▸ Problem description
Scan the lines below for "Device"; report the number of lines that contain it, and only that.

▸ Data for this task
== Segment start ==

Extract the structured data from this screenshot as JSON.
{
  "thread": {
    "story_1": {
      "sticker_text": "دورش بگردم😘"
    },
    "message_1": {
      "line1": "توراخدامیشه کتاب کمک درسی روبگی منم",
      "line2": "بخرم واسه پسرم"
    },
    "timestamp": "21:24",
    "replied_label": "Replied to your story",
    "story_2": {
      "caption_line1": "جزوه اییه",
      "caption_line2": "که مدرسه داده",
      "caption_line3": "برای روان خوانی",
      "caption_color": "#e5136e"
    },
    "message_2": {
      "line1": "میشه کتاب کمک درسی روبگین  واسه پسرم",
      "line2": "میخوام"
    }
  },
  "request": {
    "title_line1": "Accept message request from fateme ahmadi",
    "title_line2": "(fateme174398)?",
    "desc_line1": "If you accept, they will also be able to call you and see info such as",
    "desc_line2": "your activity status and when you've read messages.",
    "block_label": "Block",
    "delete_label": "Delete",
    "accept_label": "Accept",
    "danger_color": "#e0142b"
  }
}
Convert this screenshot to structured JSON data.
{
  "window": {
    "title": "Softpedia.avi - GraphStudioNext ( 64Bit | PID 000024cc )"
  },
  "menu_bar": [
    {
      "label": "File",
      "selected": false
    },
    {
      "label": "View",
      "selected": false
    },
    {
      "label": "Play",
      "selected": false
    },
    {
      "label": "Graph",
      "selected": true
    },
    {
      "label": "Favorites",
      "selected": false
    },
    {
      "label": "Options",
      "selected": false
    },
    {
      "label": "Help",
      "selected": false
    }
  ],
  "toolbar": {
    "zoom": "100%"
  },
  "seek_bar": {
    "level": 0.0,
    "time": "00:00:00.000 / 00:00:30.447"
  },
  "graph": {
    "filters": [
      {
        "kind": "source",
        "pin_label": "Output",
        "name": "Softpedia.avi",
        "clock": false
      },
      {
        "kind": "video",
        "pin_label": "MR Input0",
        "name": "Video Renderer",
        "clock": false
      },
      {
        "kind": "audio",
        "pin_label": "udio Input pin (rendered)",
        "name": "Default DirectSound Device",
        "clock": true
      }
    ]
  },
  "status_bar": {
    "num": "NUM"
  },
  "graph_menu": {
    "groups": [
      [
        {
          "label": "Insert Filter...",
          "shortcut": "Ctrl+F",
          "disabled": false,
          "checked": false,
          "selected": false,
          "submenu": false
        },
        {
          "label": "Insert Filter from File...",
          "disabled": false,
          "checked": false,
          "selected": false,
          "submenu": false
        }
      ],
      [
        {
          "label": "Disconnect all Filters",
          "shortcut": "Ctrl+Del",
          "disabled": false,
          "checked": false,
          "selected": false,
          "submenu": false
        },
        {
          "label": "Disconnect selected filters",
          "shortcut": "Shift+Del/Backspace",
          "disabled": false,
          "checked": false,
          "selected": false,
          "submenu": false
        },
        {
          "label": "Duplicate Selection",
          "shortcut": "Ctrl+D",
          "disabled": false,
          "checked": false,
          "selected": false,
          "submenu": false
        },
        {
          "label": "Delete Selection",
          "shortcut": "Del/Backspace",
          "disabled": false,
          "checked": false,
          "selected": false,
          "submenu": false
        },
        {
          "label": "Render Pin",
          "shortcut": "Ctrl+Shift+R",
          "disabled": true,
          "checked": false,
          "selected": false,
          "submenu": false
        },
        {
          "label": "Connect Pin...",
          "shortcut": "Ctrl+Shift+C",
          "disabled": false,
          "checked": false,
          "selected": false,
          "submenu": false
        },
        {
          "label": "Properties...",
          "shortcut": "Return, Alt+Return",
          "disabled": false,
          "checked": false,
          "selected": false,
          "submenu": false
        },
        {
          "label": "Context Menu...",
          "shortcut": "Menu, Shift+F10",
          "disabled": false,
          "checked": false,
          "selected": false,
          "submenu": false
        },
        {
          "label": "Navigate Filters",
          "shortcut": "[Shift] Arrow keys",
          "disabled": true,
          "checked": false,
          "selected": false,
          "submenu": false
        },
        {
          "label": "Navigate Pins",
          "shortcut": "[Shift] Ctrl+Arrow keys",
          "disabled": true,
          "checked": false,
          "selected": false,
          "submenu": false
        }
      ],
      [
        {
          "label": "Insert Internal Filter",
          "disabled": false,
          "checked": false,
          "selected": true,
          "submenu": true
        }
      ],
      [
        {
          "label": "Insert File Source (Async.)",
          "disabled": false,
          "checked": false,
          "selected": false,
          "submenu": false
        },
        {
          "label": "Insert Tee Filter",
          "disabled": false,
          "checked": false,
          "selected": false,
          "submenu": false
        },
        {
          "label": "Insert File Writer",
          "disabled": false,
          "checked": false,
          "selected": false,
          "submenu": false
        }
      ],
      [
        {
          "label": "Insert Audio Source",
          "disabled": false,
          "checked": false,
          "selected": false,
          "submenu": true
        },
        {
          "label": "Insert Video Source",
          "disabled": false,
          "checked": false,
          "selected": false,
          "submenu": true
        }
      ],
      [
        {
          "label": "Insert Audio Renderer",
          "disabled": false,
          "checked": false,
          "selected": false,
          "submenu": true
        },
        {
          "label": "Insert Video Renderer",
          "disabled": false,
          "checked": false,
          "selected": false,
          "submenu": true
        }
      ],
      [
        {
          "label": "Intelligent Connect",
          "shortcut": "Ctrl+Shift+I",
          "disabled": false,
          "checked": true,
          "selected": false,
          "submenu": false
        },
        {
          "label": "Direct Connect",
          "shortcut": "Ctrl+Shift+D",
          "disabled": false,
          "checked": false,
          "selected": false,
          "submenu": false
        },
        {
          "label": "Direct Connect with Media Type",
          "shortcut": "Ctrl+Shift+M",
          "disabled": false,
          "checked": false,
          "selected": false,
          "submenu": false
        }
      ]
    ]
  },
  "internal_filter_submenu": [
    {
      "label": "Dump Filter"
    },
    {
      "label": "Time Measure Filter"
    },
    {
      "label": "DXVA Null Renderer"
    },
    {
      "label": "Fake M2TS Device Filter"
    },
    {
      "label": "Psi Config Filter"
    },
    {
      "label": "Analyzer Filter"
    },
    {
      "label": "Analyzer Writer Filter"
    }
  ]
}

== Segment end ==
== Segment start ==

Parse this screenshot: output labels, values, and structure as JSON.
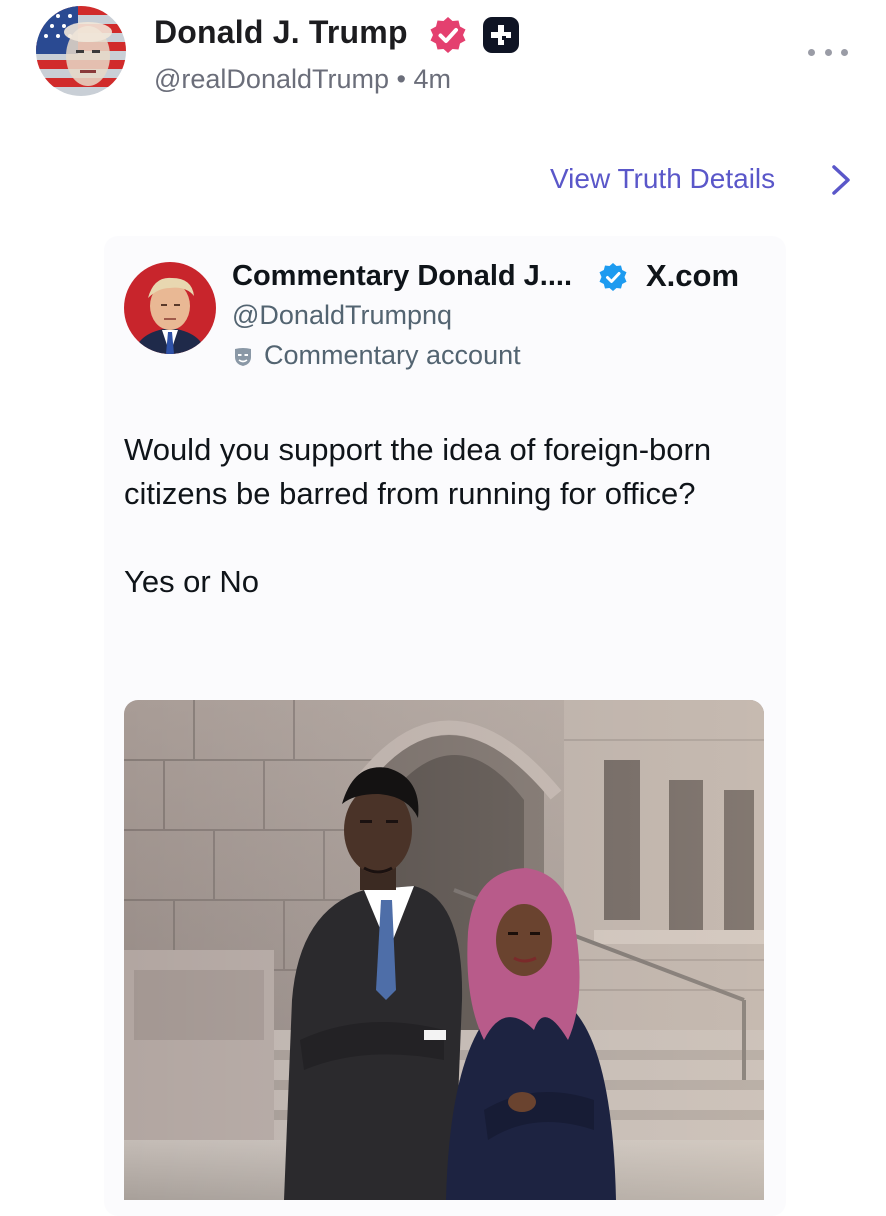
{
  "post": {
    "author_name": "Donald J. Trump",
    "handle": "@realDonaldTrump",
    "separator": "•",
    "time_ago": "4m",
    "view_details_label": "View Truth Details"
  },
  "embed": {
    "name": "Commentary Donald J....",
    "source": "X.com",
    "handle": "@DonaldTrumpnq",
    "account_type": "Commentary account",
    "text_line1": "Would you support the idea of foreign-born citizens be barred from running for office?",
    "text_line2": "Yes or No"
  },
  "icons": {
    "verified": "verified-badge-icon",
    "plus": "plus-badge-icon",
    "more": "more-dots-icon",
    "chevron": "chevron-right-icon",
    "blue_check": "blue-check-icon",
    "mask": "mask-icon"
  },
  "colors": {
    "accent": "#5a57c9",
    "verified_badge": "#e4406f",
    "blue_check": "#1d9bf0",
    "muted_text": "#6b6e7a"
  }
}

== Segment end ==
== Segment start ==

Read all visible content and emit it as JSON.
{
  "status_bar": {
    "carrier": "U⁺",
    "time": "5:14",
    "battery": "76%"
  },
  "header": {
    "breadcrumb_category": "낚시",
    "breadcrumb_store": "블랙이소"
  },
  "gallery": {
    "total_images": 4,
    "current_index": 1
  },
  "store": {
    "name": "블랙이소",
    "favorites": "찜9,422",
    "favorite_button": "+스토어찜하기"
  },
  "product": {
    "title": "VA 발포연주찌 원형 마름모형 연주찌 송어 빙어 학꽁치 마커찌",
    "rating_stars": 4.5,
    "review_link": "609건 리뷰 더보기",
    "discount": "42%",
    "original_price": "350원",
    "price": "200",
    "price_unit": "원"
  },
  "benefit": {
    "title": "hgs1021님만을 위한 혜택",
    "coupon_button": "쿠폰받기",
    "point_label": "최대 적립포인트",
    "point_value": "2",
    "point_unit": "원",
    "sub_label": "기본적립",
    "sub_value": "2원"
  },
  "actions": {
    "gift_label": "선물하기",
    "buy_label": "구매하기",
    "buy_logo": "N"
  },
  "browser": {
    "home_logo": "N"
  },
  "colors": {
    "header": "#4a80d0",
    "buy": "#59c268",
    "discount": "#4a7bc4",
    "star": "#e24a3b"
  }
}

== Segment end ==

▸ Finished exercise
2